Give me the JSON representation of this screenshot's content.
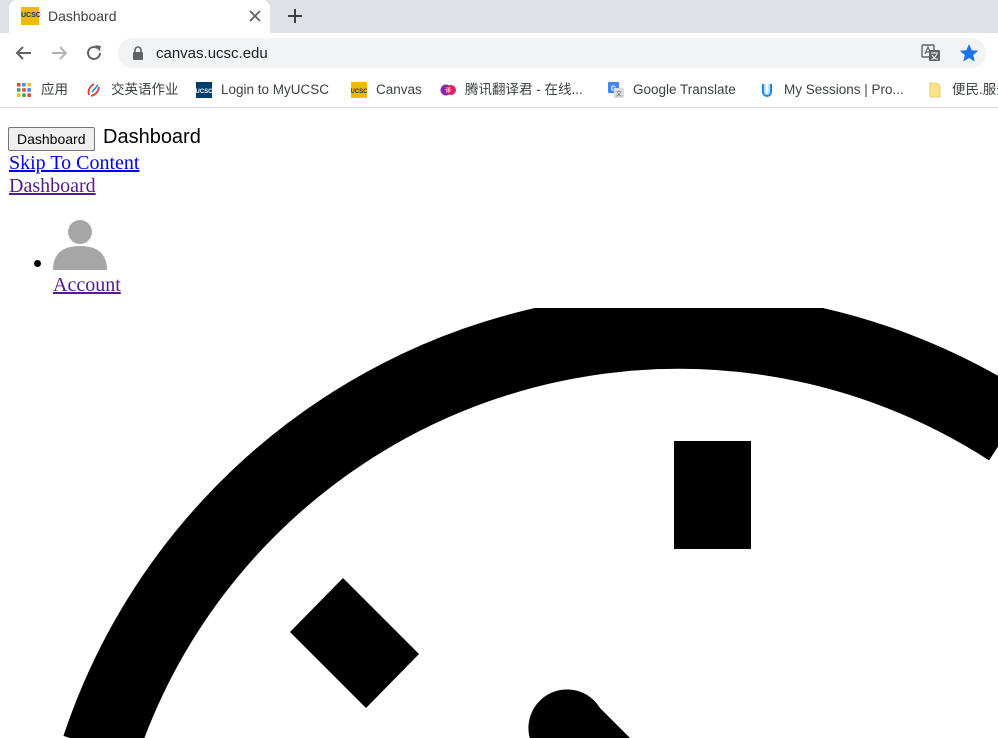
{
  "browser": {
    "tab": {
      "title": "Dashboard",
      "favicon_text": "UCSC"
    },
    "url": "canvas.ucsc.edu",
    "accent_color": "#1a73e8"
  },
  "bookmarks": [
    {
      "label": "应用",
      "icon": "apps-grid-icon"
    },
    {
      "label": "交英语作业",
      "icon": "pencil-logo-icon"
    },
    {
      "label": "Login to MyUCSC",
      "icon": "ucsc-logo-icon"
    },
    {
      "label": "Canvas",
      "icon": "ucsc-gold-logo-icon"
    },
    {
      "label": "腾讯翻译君 - 在线...",
      "icon": "tencent-translate-icon"
    },
    {
      "label": "Google Translate",
      "icon": "google-translate-icon"
    },
    {
      "label": "My Sessions | Pro...",
      "icon": "sessions-logo-icon"
    },
    {
      "label": "便民.服务",
      "icon": "folder-icon"
    }
  ],
  "page": {
    "dashboard_button": "Dashboard",
    "dashboard_text": "Dashboard",
    "skip_link": "Skip To Content",
    "dashboard_link": "Dashboard",
    "account_link": "Account"
  }
}
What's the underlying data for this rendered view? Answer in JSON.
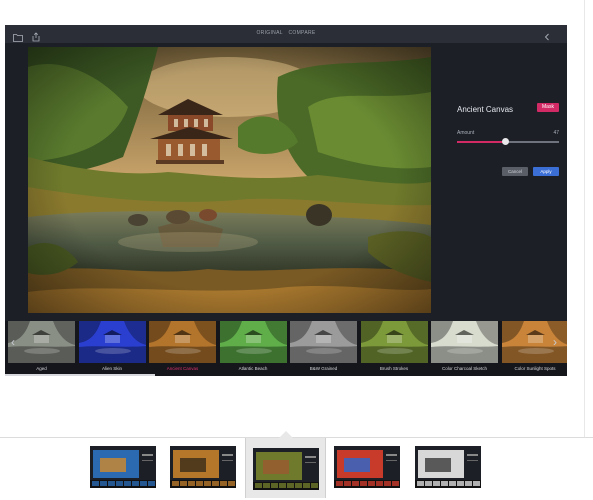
{
  "titlebar": {
    "original_label": "ORIGINAL",
    "compare_label": "COMPARE",
    "icons": [
      "folder-icon",
      "share-icon",
      "back-chevron-icon"
    ]
  },
  "panel": {
    "filter_name": "Ancient Canvas",
    "mask_label": "Mask",
    "amount_label": "Amount",
    "amount_value": "47",
    "amount_fraction": 0.47,
    "cancel_label": "Cancel",
    "apply_label": "Apply"
  },
  "filters": [
    {
      "label": "Aged",
      "tint": "#8a8f86",
      "active": false
    },
    {
      "label": "Alien Skin",
      "tint": "#2a3fd0",
      "active": false
    },
    {
      "label": "Ancient Canvas",
      "tint": "#b3742c",
      "active": true
    },
    {
      "label": "Atlantic Beach",
      "tint": "#5fae4a",
      "active": false
    },
    {
      "label": "B&W Grained",
      "tint": "#9b9b9b",
      "active": false
    },
    {
      "label": "Brush Strokes",
      "tint": "#7d9a3a",
      "active": false
    },
    {
      "label": "Color Charcoal Sketch",
      "tint": "#d8dccf",
      "active": false
    },
    {
      "label": "Color Sunlight Spots",
      "tint": "#c9843a",
      "active": false
    }
  ],
  "colors": {
    "accent": "#e0316d",
    "apply": "#3b6fd6",
    "app_bg": "#1c1f26"
  },
  "gallery": {
    "selected_index": 2,
    "thumbnails": [
      "screenshot-1",
      "screenshot-2",
      "screenshot-3",
      "screenshot-4",
      "screenshot-5"
    ]
  }
}
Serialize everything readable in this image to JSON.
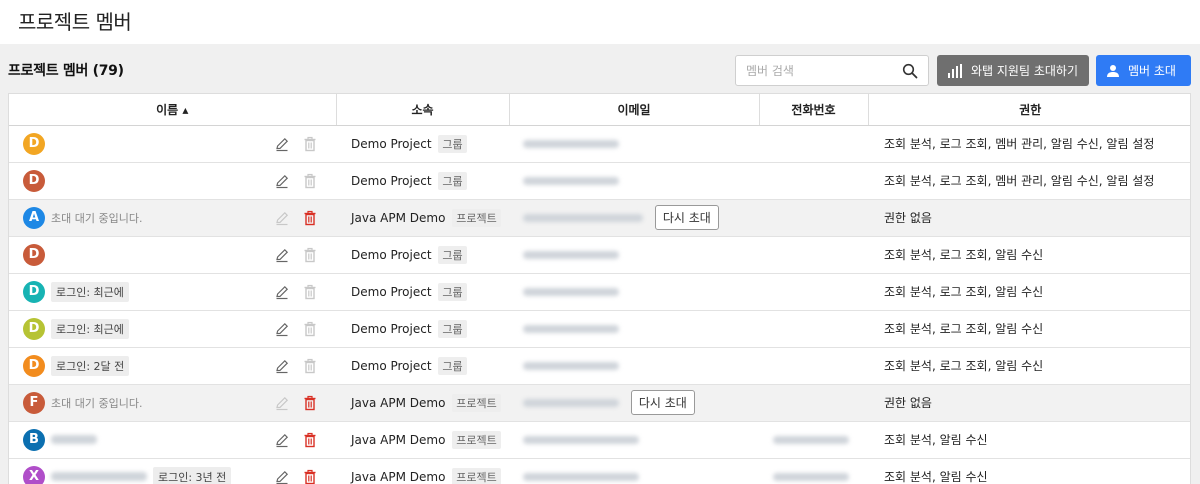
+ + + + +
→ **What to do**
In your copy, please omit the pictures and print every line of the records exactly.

→ **Problem solution**
Give me the JSON representation of this screenshot's content.
{
  "browser": {
    "tab": {
      "title": "Dashboard",
      "favicon_text": "UCSC"
    },
    "url": "canvas.ucsc.edu",
    "accent_color": "#1a73e8"
  },
  "bookmarks": [
    {
      "label": "应用",
      "icon": "apps-grid-icon"
    },
    {
      "label": "交英语作业",
      "icon": "pencil-logo-icon"
    },
    {
      "label": "Login to MyUCSC",
      "icon": "ucsc-logo-icon"
    },
    {
      "label": "Canvas",
      "icon": "ucsc-gold-logo-icon"
    },
    {
      "label": "腾讯翻译君 - 在线...",
      "icon": "tencent-translate-icon"
    },
    {
      "label": "Google Translate",
      "icon": "google-translate-icon"
    },
    {
      "label": "My Sessions | Pro...",
      "icon": "sessions-logo-icon"
    },
    {
      "label": "便民.服务",
      "icon": "folder-icon"
    }
  ],
  "page": {
    "dashboard_button": "Dashboard",
    "dashboard_text": "Dashboard",
    "skip_link": "Skip To Content",
    "dashboard_link": "Dashboard",
    "account_link": "Account"
  }
}
What's the underlying data for this rendered view? Answer in JSON.
{
  "titlebar": {
    "original_label": "ORIGINAL",
    "compare_label": "COMPARE",
    "icons": [
      "folder-icon",
      "share-icon",
      "back-chevron-icon"
    ]
  },
  "panel": {
    "filter_name": "Ancient Canvas",
    "mask_label": "Mask",
    "amount_label": "Amount",
    "amount_value": "47",
    "amount_fraction": 0.47,
    "cancel_label": "Cancel",
    "apply_label": "Apply"
  },
  "filters": [
    {
      "label": "Aged",
      "tint": "#8a8f86",
      "active": false
    },
    {
      "label": "Alien Skin",
      "tint": "#2a3fd0",
      "active": false
    },
    {
      "label": "Ancient Canvas",
      "tint": "#b3742c",
      "active": true
    },
    {
      "label": "Atlantic Beach",
      "tint": "#5fae4a",
      "active": false
    },
    {
      "label": "B&W Grained",
      "tint": "#9b9b9b",
      "active": false
    },
    {
      "label": "Brush Strokes",
      "tint": "#7d9a3a",
      "active": false
    },
    {
      "label": "Color Charcoal Sketch",
      "tint": "#d8dccf",
      "active": false
    },
    {
      "label": "Color Sunlight Spots",
      "tint": "#c9843a",
      "active": false
    }
  ],
  "colors": {
    "accent": "#e0316d",
    "apply": "#3b6fd6",
    "app_bg": "#1c1f26"
  },
  "gallery": {
    "selected_index": 2,
    "thumbnails": [
      "screenshot-1",
      "screenshot-2",
      "screenshot-3",
      "screenshot-4",
      "screenshot-5"
    ]
  }
}
Serialize everything readable in this image to JSON.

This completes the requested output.